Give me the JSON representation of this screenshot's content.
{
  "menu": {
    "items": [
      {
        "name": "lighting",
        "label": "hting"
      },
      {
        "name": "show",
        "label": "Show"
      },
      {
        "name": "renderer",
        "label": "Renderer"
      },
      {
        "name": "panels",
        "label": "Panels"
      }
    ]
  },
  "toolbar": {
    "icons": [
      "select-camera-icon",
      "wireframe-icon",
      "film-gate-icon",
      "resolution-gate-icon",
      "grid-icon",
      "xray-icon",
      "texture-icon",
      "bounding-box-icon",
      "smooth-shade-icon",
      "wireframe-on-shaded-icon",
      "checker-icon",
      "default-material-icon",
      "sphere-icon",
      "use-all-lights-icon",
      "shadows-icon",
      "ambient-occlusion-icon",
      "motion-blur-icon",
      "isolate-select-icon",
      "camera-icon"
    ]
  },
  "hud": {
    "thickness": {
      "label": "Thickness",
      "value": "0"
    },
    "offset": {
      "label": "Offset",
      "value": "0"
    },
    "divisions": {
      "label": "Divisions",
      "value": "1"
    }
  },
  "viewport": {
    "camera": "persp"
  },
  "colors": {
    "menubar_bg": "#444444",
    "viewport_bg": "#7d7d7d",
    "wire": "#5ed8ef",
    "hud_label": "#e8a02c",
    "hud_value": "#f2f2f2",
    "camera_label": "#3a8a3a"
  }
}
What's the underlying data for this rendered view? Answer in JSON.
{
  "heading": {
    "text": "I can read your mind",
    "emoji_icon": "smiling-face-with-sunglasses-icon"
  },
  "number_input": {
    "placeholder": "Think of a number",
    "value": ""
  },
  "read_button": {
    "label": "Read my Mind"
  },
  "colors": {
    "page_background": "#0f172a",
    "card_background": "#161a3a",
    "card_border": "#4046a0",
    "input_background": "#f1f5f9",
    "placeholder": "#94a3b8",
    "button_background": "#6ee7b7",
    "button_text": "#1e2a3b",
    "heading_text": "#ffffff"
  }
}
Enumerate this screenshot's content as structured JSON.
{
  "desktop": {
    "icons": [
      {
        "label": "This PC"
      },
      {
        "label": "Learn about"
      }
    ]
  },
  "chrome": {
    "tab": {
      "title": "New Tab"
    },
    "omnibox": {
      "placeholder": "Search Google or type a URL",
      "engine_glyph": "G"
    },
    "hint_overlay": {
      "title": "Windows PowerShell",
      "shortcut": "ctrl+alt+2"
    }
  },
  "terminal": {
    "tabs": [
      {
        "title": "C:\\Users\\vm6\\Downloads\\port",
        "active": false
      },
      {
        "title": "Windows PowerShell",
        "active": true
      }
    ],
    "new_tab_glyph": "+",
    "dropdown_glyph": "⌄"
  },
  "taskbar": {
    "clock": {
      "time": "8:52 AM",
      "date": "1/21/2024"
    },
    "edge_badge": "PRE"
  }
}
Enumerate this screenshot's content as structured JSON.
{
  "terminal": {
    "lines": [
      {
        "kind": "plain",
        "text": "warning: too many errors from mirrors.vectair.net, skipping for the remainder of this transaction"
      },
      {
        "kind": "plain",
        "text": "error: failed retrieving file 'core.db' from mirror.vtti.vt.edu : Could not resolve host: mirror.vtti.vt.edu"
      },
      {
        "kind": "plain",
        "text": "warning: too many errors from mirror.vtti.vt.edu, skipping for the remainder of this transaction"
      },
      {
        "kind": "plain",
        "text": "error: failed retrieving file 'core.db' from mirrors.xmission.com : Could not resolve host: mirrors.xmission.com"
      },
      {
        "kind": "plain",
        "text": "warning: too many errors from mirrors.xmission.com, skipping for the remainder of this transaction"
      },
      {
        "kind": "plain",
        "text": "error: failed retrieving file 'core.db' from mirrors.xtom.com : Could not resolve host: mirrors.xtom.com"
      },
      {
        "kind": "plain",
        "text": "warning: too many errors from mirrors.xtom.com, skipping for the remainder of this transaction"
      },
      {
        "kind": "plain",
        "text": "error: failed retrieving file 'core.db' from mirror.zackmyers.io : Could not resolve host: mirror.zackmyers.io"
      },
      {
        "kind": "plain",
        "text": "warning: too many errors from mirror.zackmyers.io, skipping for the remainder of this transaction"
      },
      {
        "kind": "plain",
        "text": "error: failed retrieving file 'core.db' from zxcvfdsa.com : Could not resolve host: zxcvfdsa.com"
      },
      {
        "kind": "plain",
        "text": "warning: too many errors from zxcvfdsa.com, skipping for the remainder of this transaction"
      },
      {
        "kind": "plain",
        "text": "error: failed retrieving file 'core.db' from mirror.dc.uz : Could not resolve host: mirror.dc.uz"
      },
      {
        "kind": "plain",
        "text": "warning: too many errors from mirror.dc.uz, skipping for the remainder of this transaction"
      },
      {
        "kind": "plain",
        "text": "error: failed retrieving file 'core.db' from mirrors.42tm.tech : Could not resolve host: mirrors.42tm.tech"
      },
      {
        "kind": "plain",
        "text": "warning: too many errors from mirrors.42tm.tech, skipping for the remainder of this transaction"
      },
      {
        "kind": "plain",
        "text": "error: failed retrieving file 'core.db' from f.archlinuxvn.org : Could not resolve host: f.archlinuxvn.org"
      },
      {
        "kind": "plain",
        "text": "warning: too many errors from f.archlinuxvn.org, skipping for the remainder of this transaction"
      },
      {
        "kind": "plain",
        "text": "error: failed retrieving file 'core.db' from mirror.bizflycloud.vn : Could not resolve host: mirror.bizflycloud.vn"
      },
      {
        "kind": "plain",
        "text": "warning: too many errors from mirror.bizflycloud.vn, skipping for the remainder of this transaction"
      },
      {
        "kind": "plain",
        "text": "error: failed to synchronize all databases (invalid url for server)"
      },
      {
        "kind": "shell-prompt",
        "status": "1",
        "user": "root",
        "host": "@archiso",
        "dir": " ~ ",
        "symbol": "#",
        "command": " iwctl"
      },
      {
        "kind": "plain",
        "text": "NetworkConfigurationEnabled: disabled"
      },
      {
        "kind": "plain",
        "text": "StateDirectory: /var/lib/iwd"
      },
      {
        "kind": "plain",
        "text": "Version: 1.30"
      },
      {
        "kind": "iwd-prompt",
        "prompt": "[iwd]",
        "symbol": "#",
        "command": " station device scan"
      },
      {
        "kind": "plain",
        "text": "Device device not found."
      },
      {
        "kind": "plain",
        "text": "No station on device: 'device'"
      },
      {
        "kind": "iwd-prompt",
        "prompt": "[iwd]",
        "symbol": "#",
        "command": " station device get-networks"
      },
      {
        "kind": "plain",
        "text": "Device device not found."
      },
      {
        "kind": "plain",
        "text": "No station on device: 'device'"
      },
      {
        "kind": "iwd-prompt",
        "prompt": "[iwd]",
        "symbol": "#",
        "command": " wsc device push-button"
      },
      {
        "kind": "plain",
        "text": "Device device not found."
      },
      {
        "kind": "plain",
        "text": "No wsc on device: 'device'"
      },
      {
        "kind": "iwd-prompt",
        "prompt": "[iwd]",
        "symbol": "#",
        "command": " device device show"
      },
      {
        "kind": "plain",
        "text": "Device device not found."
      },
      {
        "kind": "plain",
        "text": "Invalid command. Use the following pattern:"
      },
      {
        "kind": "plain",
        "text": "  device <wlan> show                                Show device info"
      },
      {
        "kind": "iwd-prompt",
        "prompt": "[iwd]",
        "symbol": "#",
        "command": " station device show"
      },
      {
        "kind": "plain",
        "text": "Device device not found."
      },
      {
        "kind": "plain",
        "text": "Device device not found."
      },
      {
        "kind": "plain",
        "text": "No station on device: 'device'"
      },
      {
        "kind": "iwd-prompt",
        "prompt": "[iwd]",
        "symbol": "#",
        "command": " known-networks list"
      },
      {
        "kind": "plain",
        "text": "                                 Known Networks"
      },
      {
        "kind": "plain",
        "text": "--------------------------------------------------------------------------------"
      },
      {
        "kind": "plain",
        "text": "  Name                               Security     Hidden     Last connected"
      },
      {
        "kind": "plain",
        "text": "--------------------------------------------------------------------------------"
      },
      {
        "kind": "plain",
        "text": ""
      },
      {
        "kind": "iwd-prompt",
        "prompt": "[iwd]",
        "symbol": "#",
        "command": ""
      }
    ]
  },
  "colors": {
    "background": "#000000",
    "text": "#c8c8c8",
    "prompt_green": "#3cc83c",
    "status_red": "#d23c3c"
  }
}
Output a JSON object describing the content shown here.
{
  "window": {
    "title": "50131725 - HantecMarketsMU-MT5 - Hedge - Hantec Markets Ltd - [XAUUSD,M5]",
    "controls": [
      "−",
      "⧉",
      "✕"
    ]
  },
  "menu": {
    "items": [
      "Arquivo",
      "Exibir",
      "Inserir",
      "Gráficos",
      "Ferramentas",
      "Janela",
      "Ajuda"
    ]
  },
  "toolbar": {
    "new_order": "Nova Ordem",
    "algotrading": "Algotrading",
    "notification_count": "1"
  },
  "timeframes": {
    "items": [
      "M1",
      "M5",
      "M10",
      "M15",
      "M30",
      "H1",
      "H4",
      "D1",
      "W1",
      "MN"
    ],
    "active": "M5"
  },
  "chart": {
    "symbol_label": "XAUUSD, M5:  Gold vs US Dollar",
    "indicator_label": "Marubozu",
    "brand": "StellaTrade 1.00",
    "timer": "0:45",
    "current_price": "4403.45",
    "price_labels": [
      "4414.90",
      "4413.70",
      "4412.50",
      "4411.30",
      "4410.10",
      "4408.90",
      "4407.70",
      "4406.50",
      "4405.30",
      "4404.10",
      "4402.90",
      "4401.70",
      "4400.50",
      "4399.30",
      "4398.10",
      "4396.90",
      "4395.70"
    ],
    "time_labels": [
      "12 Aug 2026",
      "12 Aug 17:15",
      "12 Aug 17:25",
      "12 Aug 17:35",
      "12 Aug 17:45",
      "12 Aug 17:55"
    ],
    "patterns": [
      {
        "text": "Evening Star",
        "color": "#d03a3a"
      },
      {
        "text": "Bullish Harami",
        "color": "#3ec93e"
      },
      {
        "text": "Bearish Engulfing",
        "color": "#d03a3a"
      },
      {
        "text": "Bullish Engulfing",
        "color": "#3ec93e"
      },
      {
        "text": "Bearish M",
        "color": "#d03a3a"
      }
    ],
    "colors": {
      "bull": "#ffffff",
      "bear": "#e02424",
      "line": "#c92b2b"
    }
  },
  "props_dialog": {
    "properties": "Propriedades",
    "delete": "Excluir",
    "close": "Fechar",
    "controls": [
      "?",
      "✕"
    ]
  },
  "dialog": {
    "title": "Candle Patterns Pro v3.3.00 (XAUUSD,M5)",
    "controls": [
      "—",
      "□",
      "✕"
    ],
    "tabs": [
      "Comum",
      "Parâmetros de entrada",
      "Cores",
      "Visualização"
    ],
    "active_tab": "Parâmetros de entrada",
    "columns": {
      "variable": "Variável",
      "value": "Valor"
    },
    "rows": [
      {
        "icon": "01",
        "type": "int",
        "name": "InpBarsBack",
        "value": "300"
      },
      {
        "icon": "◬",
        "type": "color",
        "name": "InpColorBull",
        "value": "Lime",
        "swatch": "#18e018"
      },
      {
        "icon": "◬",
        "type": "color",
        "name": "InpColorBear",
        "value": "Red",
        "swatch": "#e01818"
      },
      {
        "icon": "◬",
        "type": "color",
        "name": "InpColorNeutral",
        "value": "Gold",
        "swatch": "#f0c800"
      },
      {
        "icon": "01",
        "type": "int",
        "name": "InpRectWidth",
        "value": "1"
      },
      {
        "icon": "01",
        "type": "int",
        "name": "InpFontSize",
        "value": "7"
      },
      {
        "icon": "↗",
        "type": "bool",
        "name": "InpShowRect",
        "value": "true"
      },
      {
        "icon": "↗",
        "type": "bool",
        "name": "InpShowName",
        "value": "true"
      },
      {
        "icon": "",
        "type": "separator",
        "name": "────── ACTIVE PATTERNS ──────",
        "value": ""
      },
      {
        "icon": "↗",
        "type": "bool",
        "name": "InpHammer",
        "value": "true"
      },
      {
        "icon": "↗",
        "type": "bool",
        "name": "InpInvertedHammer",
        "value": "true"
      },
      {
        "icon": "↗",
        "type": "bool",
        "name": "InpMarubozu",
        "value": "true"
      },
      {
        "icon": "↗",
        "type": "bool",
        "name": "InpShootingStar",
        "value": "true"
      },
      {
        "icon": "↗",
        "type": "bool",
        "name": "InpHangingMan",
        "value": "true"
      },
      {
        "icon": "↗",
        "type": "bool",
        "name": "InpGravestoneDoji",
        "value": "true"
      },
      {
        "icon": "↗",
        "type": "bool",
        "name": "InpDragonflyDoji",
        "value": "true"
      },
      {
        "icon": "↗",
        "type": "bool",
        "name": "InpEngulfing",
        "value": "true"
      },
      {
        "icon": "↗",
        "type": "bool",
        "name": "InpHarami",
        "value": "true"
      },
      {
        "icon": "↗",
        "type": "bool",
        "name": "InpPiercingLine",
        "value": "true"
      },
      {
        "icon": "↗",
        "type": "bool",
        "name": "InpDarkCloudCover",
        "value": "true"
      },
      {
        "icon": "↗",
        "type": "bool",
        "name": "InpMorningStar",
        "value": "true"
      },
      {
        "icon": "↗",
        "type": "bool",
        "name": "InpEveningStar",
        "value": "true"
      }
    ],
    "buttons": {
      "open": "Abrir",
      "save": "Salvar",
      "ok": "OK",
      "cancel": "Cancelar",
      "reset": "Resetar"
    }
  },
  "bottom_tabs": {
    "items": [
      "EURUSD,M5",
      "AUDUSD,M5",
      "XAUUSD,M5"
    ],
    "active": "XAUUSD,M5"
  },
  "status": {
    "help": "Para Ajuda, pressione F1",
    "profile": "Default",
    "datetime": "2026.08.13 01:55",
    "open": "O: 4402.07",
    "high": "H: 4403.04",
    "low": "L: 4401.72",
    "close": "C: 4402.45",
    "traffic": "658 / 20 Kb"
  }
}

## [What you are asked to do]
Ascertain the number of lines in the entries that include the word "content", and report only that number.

## [Exercise answer]
4